Anna Eusebi and Raffaele Iacopini are researching their father’s and grandfather’s time as prisoners of war in the Gympie district from 1944-1945 and need the help of Gympie locals to fill in the missing details.
Anna’s nonno Fortunato Gobbi and Raffaele’s father Luigi Iacopini, together with Giovanni Meconi, all from the Ascoli Piceno province of Italy, began work on an Amamoor farm owned by J.J.Parr on 5th August 1944.
Anna says, “My nonno never talked much about this piece of his life after he returned to Italy and I would appreciate any help from people who can help me find out more. If possible, I would like to contact someone from the Parr family at Amamoor to know if someone remembers my nonno.”
Anna has shared photos from Fortunato’s time at Amamoor in the hope that someone might remember something. “We always knew that these photos held special memories for my nonno. But it wasn’t until I found the research project “Footprints of Italian Prisoners of War in Queensland” that I began to understand some of nonno’s story. The researcher, Joanne Tapiolas, told me the name of the farmer and where the farm was.
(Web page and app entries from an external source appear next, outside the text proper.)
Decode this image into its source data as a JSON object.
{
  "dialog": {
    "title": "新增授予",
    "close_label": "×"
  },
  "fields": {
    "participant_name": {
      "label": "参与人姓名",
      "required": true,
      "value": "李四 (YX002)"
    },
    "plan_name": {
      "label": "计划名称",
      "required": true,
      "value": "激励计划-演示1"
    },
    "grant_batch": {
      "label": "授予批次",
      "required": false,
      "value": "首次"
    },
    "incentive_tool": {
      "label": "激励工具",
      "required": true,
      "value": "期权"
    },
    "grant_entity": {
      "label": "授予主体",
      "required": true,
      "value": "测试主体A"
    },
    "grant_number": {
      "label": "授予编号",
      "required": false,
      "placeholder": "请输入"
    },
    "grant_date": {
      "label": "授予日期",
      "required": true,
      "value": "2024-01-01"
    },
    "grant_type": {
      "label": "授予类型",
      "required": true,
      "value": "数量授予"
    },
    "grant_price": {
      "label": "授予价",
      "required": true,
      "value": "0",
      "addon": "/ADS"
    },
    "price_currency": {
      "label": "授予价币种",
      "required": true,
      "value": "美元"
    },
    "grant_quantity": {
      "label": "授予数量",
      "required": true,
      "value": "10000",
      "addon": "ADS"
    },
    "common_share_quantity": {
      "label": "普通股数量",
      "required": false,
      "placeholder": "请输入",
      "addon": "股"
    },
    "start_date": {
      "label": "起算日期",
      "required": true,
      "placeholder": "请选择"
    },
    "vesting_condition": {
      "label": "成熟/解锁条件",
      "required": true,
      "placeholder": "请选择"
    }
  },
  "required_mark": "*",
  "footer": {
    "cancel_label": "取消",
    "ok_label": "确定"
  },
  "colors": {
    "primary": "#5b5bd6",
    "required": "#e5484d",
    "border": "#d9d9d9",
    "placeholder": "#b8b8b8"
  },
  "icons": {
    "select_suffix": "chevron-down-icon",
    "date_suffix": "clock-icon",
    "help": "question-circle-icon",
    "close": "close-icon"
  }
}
She also told me that the photos show the Land Army Girls and the Italian prisoners of war who worked together on many farms during the war. One of the photos shows a truck loaded up with sacks of potatoes.”
Amamoor Farm Gympie 1944-1945
Luigi Iacopini on the left and Fortunato Gobbi centre front.
Raffaele Iacopini is hoping that Gympie residents might recognise the people in one of his father’s photos. Raffaele believes that the photo was sent to his father Luigi after the war and must be from someone that he knew. Possibly it was sent to Raffaele after he left a Gympie farm but was still in Australia.
The sender wrote on the back of the photo, You know who this is? Miss …cia and me, horses and fruit. “I hope that someone recognises the people in this photo and can tell me something more about my father when he worked in Amamoor and the people he met,” says Raffaele.